What is a hurricane? A hurricane is a tropical cyclone that has a maximum sustained wind of at least 75 mph. The primary energy source for tropical cyclones is the latent heat released when water vapor condenses. Only extremely moist air can supply the energy necessary to spawn and maintain tropical storms, and only very warm air contains enough moisture. Tropical cyclones, therefore, form only over oceans with water temperatures of at least 80 deg F. After they have formed, such storms tend to intensify when passing over warmer water and weaken when passing over colder water.
The rate of condensation heating resulting from the intense rainfall associated with hurricanes is about 100 billion kW. In one day, therefore, a hurricane produces 24 X 100 billion kW h, an amount of energy that lies within the range of the yearly consumption of power by many industrialized nations. The mature hurricane is characterized by an eye–a cloud-free circular region of relatively light winds in the center of the storm. The sinking motion in the eye, which causes the clearing, also produces adiabatic warming and drying. Temperatures at 3 mi above sea level are typically 18 deg F warmer than the hurricane’s environment.
Surrounding the eye, which has a diameter of 6 to 60 mi, the winds in the eyewall rotate counterclockwise at maximum velocity, which may exceed 180 mph in the most severe storms. These winds are maintained by the large differences in horizontal pressure between the eye and the outer region of the storm. Although the winds themselves are responsible for much of the storm damage, the waves and tides generated by the wind often cause most of the damage to coastal areas. In hurricane Camille (1969), for example, the storm surge produced a tide 25 ft above normal as it made landfall near Pass Christian, Miss. Because much of human activity near the coast is concentrated within a few meters above mean sea level, storm surges can result in considerable loss of life and property. The winds reach their maximum velocity at a radius of 6 to 60 miles from the storm center and diminish rapidly with increasing distance. A radius of 300 mph, wind speed is usually less than 18 mph. The heaviest precipitation occurs under the intense convection in the eyewall. Thunderstorms may produce rainfall rates of 10 inches a day. The release of latent heat associated with this rain maintains low pressure and strong winds.
The rapidly whirling movement of hurricane winds can be explained by the conservation of angular momentum. Just as ice skaters spin faster as they bring their arms down, closer to the axis of rotation, so the air rotates faster as it is pulled in toward the center of the storm by the low pressure. Without friction, the wind would increase as the inverse of the distance from the center. Thus, a wind rotating at 3 mph at a radius of 300 mi would have a velocity of 160 mph if it reached a radius of only 6 mi. Friction reduces the predicted speed somewhat, but the basic principle explains the high rotational velocities near the center of the storm.

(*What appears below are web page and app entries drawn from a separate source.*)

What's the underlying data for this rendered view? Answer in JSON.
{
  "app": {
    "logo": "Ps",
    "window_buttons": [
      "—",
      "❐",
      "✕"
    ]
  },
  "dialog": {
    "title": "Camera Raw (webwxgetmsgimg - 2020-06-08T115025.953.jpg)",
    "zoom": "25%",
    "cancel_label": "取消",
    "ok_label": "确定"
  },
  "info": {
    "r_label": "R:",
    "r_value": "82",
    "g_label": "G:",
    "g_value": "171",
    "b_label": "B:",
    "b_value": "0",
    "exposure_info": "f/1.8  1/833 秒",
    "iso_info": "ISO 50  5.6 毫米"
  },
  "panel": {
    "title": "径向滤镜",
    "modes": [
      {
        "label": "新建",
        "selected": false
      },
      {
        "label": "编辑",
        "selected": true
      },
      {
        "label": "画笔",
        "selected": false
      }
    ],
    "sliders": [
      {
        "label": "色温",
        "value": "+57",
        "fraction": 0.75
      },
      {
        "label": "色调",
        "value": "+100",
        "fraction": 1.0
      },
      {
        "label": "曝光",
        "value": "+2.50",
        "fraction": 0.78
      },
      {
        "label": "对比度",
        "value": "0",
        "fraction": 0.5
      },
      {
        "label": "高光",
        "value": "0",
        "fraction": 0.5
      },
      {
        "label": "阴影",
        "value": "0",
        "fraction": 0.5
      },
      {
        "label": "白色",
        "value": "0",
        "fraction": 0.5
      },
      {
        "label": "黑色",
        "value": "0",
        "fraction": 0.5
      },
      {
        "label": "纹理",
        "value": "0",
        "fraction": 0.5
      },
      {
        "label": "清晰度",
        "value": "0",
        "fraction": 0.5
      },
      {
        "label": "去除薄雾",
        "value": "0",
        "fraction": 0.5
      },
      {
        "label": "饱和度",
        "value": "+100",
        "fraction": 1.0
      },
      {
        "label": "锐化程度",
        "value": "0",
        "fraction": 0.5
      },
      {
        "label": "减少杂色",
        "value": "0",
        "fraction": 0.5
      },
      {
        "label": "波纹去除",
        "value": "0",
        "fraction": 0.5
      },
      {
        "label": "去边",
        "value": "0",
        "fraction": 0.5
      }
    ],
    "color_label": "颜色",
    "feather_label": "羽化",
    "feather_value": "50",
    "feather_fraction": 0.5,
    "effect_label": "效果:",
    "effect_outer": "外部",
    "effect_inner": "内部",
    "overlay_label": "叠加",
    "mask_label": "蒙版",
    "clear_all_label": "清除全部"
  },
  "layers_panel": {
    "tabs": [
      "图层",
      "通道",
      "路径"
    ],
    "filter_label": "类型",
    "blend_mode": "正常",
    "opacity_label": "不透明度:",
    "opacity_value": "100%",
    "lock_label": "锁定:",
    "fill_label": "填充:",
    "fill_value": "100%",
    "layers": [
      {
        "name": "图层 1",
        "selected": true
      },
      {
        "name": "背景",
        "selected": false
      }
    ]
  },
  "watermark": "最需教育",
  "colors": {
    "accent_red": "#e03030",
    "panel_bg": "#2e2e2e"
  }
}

The air that spirals toward the center and rises in the intense convection in the eyewall turns outward in the upper troposphere (about 10 mi above sea level). As the air moves away from the center, its counterclockwise rotation slows, in accord with conservation of angular momentum. At a distance of about 190 mi from the center, the air acquires a clockwise rotation.
Hurricanes move with the large-scale wind currents in which they are embedded. The typical speed is 16 mph, but some storms may race along at twice this speed and others can remain stalled in the same location for several days. Typical tracks are from east to west at low latitudes. As the storms approach the continental landmasses, they usually begin to take a more northerly tack. As they reach higher latitudes and come under the influence of the westerlies, they usually turn toward the northeast, often missing the continents. This turn, the northeast, is called recurvature.

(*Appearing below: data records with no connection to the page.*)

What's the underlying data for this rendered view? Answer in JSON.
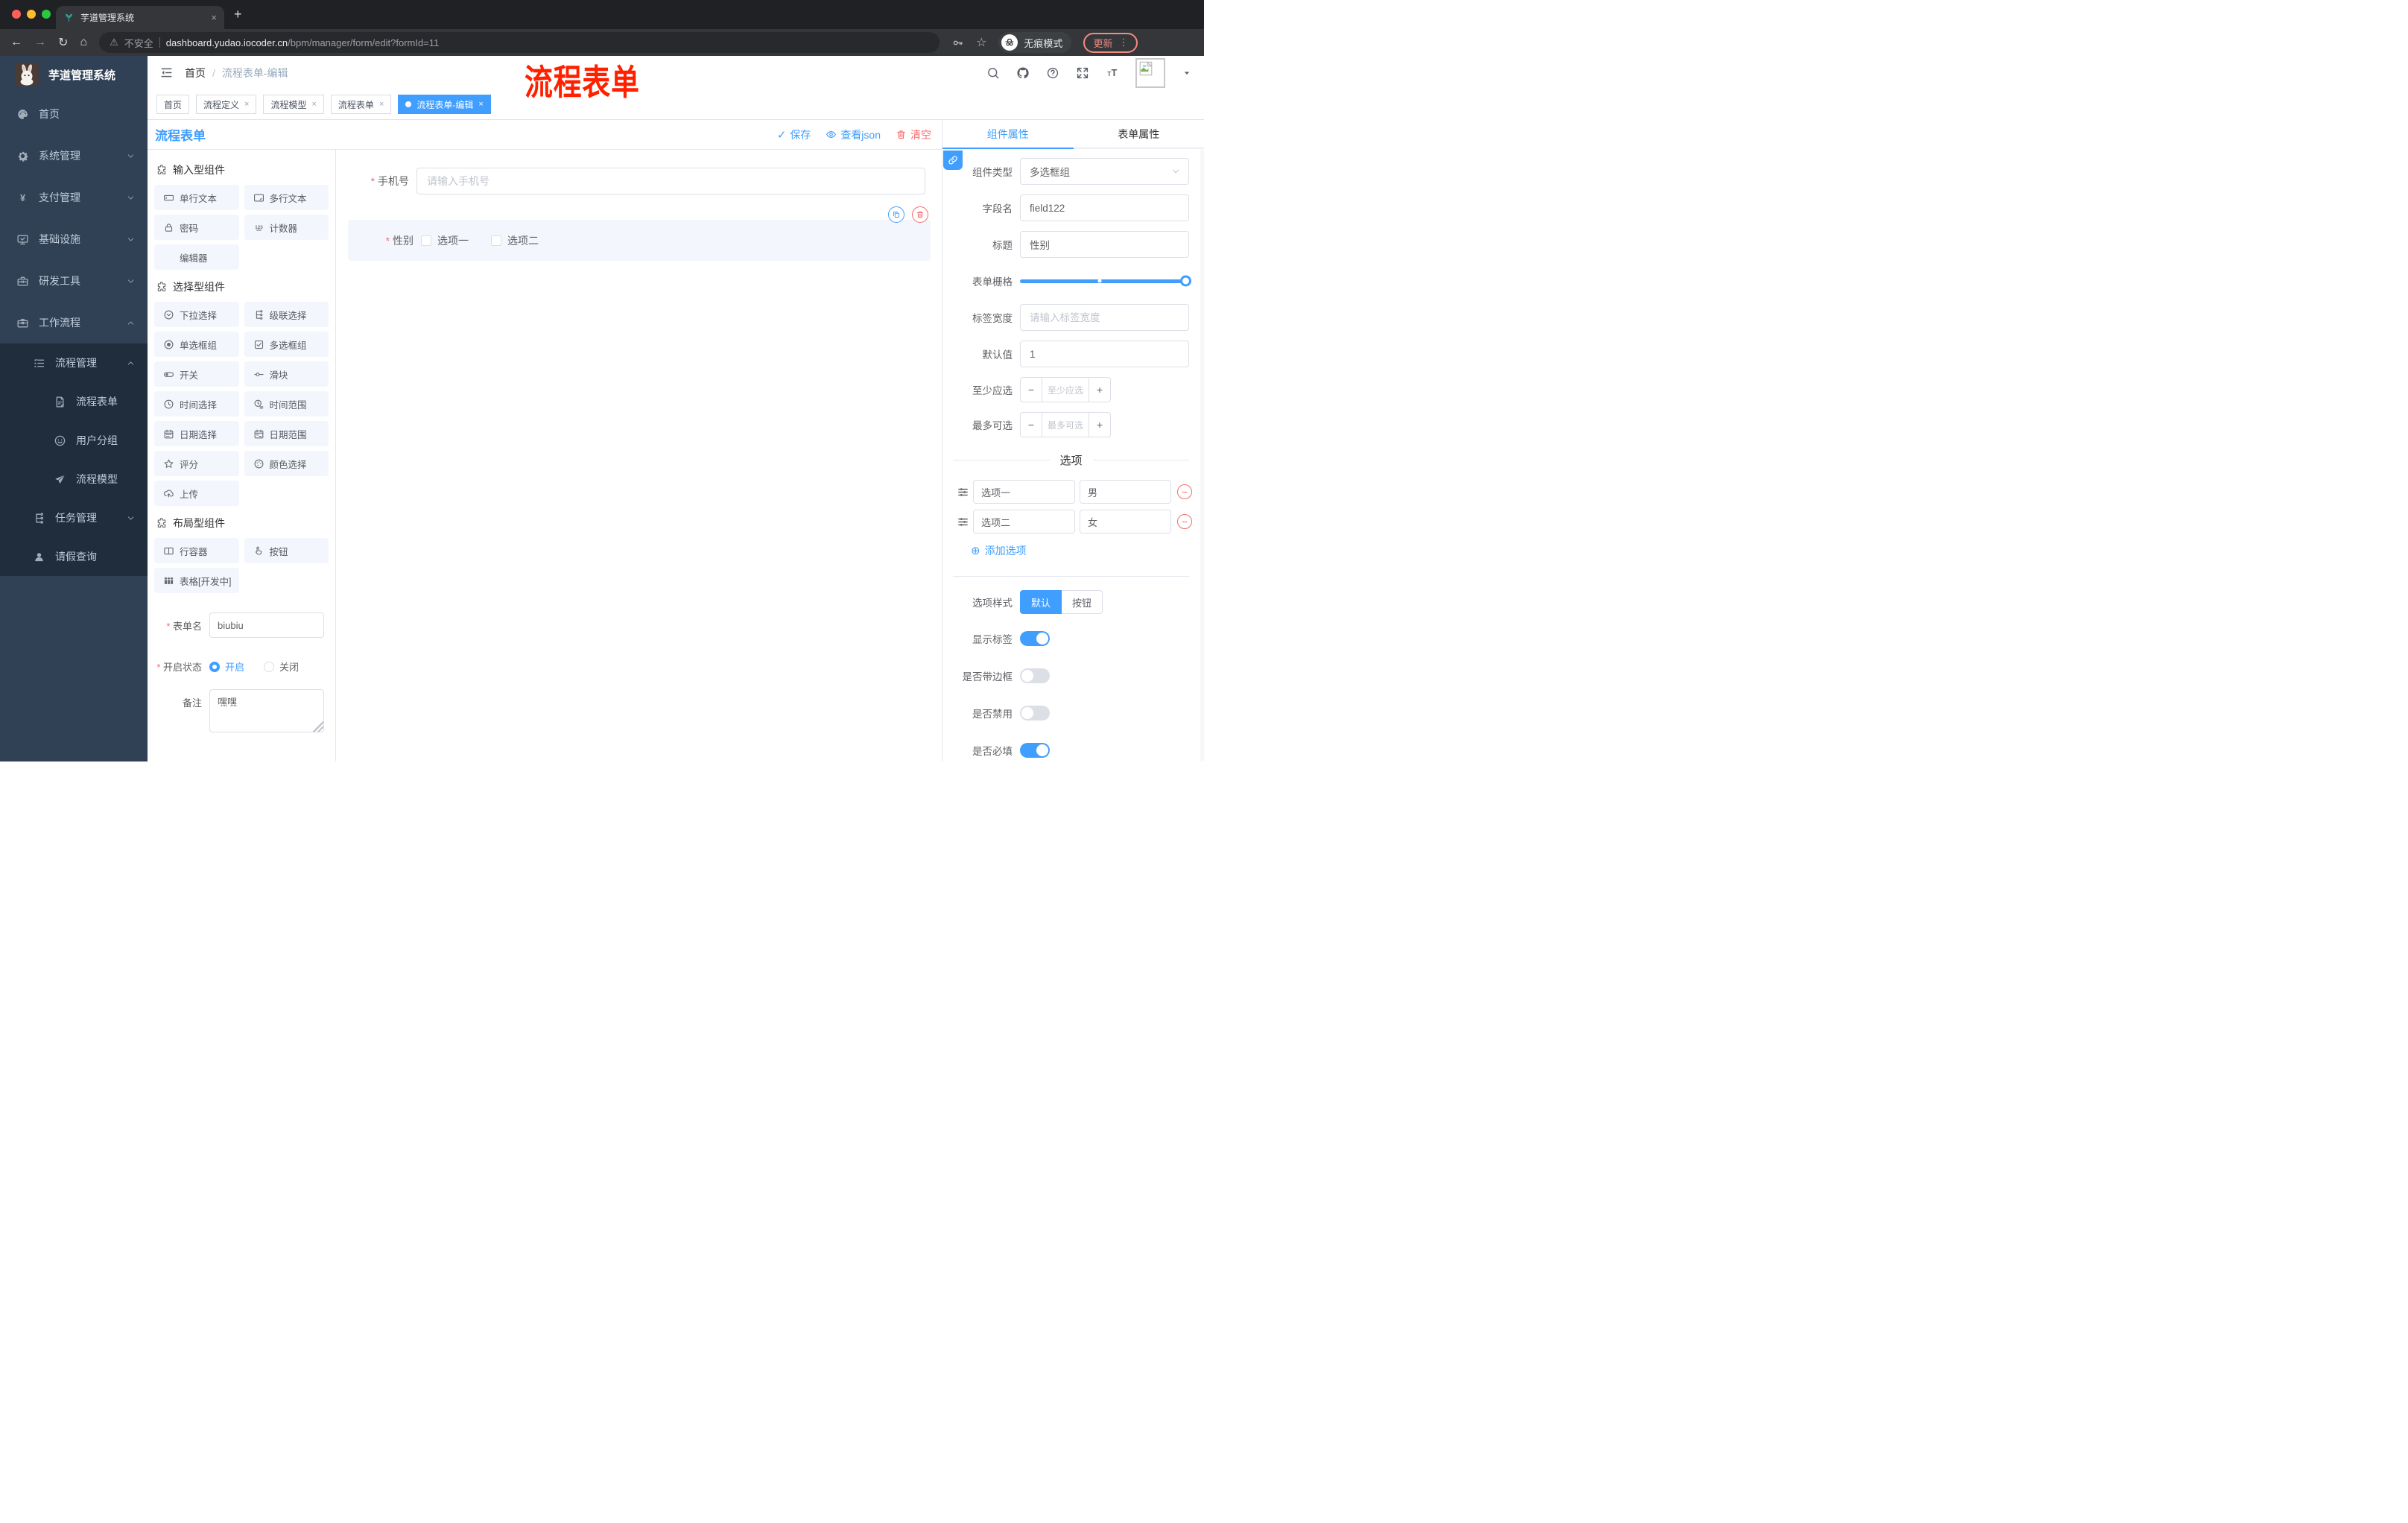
{
  "browser": {
    "tab_title": "芋道管理系统",
    "security_label": "不安全",
    "url_domain": "dashboard.yudao.iocoder.cn",
    "url_path": "/bpm/manager/form/edit?formId=11",
    "incognito_label": "无痕模式",
    "update_label": "更新"
  },
  "sidebar": {
    "logo_title": "芋道管理系统",
    "items": [
      {
        "name": "home",
        "icon": "palette-icon",
        "label": "首页",
        "level": 0,
        "chevron": ""
      },
      {
        "name": "system-mgmt",
        "icon": "gear-icon",
        "label": "系统管理",
        "level": 0,
        "chevron": "down"
      },
      {
        "name": "payment-mgmt",
        "icon": "yen-icon",
        "label": "支付管理",
        "level": 0,
        "chevron": "down"
      },
      {
        "name": "infrastructure",
        "icon": "monitor-icon",
        "label": "基础设施",
        "level": 0,
        "chevron": "down"
      },
      {
        "name": "dev-tools",
        "icon": "toolbox-icon",
        "label": "研发工具",
        "level": 0,
        "chevron": "down"
      },
      {
        "name": "workflow",
        "icon": "briefcase-icon",
        "label": "工作流程",
        "level": 0,
        "chevron": "up"
      },
      {
        "name": "process-mgmt",
        "icon": "flowlist-icon",
        "label": "流程管理",
        "level": 1,
        "chevron": "up"
      },
      {
        "name": "process-form",
        "icon": "form-icon",
        "label": "流程表单",
        "level": 2,
        "chevron": ""
      },
      {
        "name": "user-group",
        "icon": "face-icon",
        "label": "用户分组",
        "level": 2,
        "chevron": ""
      },
      {
        "name": "process-model",
        "icon": "plane-icon",
        "label": "流程模型",
        "level": 2,
        "chevron": ""
      },
      {
        "name": "task-mgmt",
        "icon": "tree-icon",
        "label": "任务管理",
        "level": 1,
        "chevron": "down"
      },
      {
        "name": "leave-query",
        "icon": "person-icon",
        "label": "请假查询",
        "level": 1,
        "chevron": ""
      }
    ]
  },
  "header": {
    "breadcrumb_home": "首页",
    "breadcrumb_sep": "/",
    "breadcrumb_current": "流程表单-编辑",
    "annotation": "流程表单"
  },
  "tabs_bar": {
    "tabs": [
      {
        "label": "首页",
        "closable": false,
        "active": false
      },
      {
        "label": "流程定义",
        "closable": true,
        "active": false
      },
      {
        "label": "流程模型",
        "closable": true,
        "active": false
      },
      {
        "label": "流程表单",
        "closable": true,
        "active": false
      },
      {
        "label": "流程表单-编辑",
        "closable": true,
        "active": true
      }
    ]
  },
  "designer": {
    "title": "流程表单",
    "save_label": "保存",
    "view_json_label": "查看json",
    "clear_label": "清空",
    "palette_sections": [
      {
        "title": "输入型组件",
        "items": [
          {
            "icon": "text-field-icon",
            "label": "单行文本"
          },
          {
            "icon": "textarea-icon",
            "label": "多行文本"
          },
          {
            "icon": "lock-icon",
            "label": "密码"
          },
          {
            "icon": "counter-icon",
            "label": "计数器"
          },
          {
            "icon": "",
            "label": "编辑器"
          }
        ]
      },
      {
        "title": "选择型组件",
        "items": [
          {
            "icon": "select-icon",
            "label": "下拉选择"
          },
          {
            "icon": "cascader-icon",
            "label": "级联选择"
          },
          {
            "icon": "radio-icon",
            "label": "单选框组"
          },
          {
            "icon": "checkbox-icon",
            "label": "多选框组"
          },
          {
            "icon": "switch-icon",
            "label": "开关"
          },
          {
            "icon": "slider-icon",
            "label": "滑块"
          },
          {
            "icon": "time-icon",
            "label": "时间选择"
          },
          {
            "icon": "time-range-icon",
            "label": "时间范围"
          },
          {
            "icon": "date-icon",
            "label": "日期选择"
          },
          {
            "icon": "date-range-icon",
            "label": "日期范围"
          },
          {
            "icon": "star-icon",
            "label": "评分"
          },
          {
            "icon": "color-icon",
            "label": "颜色选择"
          },
          {
            "icon": "upload-icon",
            "label": "上传"
          }
        ]
      },
      {
        "title": "布局型组件",
        "items": [
          {
            "icon": "row-icon",
            "label": "行容器"
          },
          {
            "icon": "pointer-icon",
            "label": "按钮"
          },
          {
            "icon": "table-icon",
            "label": "表格[开发中]"
          }
        ]
      }
    ],
    "meta": {
      "form_name_label": "表单名",
      "form_name_value": "biubiu",
      "status_label": "开启状态",
      "status_on": "开启",
      "status_off": "关闭",
      "remark_label": "备注",
      "remark_value": "嘿嘿"
    },
    "canvas": {
      "phone_label": "手机号",
      "phone_placeholder": "请输入手机号",
      "gender_label": "性别",
      "gender_opt1": "选项一",
      "gender_opt2": "选项二"
    }
  },
  "props": {
    "tab_component": "组件属性",
    "tab_form": "表单属性",
    "component_type_label": "组件类型",
    "component_type_value": "多选框组",
    "field_name_label": "字段名",
    "field_name_value": "field122",
    "title_label": "标题",
    "title_value": "性别",
    "grid_label": "表单栅格",
    "label_width_label": "标签宽度",
    "label_width_placeholder": "请输入标签宽度",
    "default_label": "默认值",
    "default_value": "1",
    "min_label": "至少应选",
    "min_placeholder": "至少应选",
    "max_label": "最多可选",
    "max_placeholder": "最多可选",
    "options_title": "选项",
    "options": [
      {
        "label": "选项一",
        "value": "男"
      },
      {
        "label": "选项二",
        "value": "女"
      }
    ],
    "add_option_label": "添加选项",
    "option_style_label": "选项样式",
    "seg_default": "默认",
    "seg_button": "按钮",
    "toggles": [
      {
        "label": "显示标签",
        "on": true
      },
      {
        "label": "是否带边框",
        "on": false
      },
      {
        "label": "是否禁用",
        "on": false
      },
      {
        "label": "是否必填",
        "on": true
      }
    ]
  },
  "colors": {
    "accent": "#409eff",
    "danger": "#f56c6c",
    "annotation_red": "#ff2000",
    "sidebar_bg": "#304156",
    "submenu_bg": "#1f2d3d",
    "chrome_frame": "#202124",
    "chrome_toolbar": "#35363a",
    "update_pill": "#f28b82",
    "palette_item_bg": "#f4f6fe",
    "selected_block_bg": "#f4f6fe"
  }
}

Until 1944, when hurricane exploration by aircraft became common, detection of hurricanes was based entirely on surface reports of land stations or ships, and some small storms probably went unnoticed. Although aircraft reconnaissance has considerably improved the ability to detect and monitor tropical storms, the greatest advance in early detection has been the continuous surveillance maintained by the series of geosynchronous satellites stationed over fixed points on the equator.
Hurricanes are not only dangerous they can sometimes be very costly. Like Hurricane Andrew that hit southern Florida and Louisiana in 1992 the total cost on damage was $30.5 billion dollars. That was the most costly hurricane in history. The next one was Hurricane Hugo that hit South Carolina in 1989. It cost $8.5 billion dollars. The most deadly hurricane recorded in history hit in Galveston, Texas in 1900. It was a category 4 hurricane, and killed around 8,000 people. In second and third place comes Florida. Combine together the grand totals of deaths are around 2,500 people. Just think we are in Florida. Florida also receives the strongest hurricane in history also. Remember to take caution when a hurricane threatens to approach. Always be on the caution and be ready for a storm to pop up.
USA today.com- www.usatoday.com/weather/tg/whurwhat/whurwhat.htm
WW2010 University of Illinois- http://ww2010.atmos.uiuc.edu/(Gh)/guides/mtr/hurr/stages/home.rxml
Extreme Science- www.extremescience.com
Science Daily- www.sciencedaily.com
Yahoo – www.yahoo.com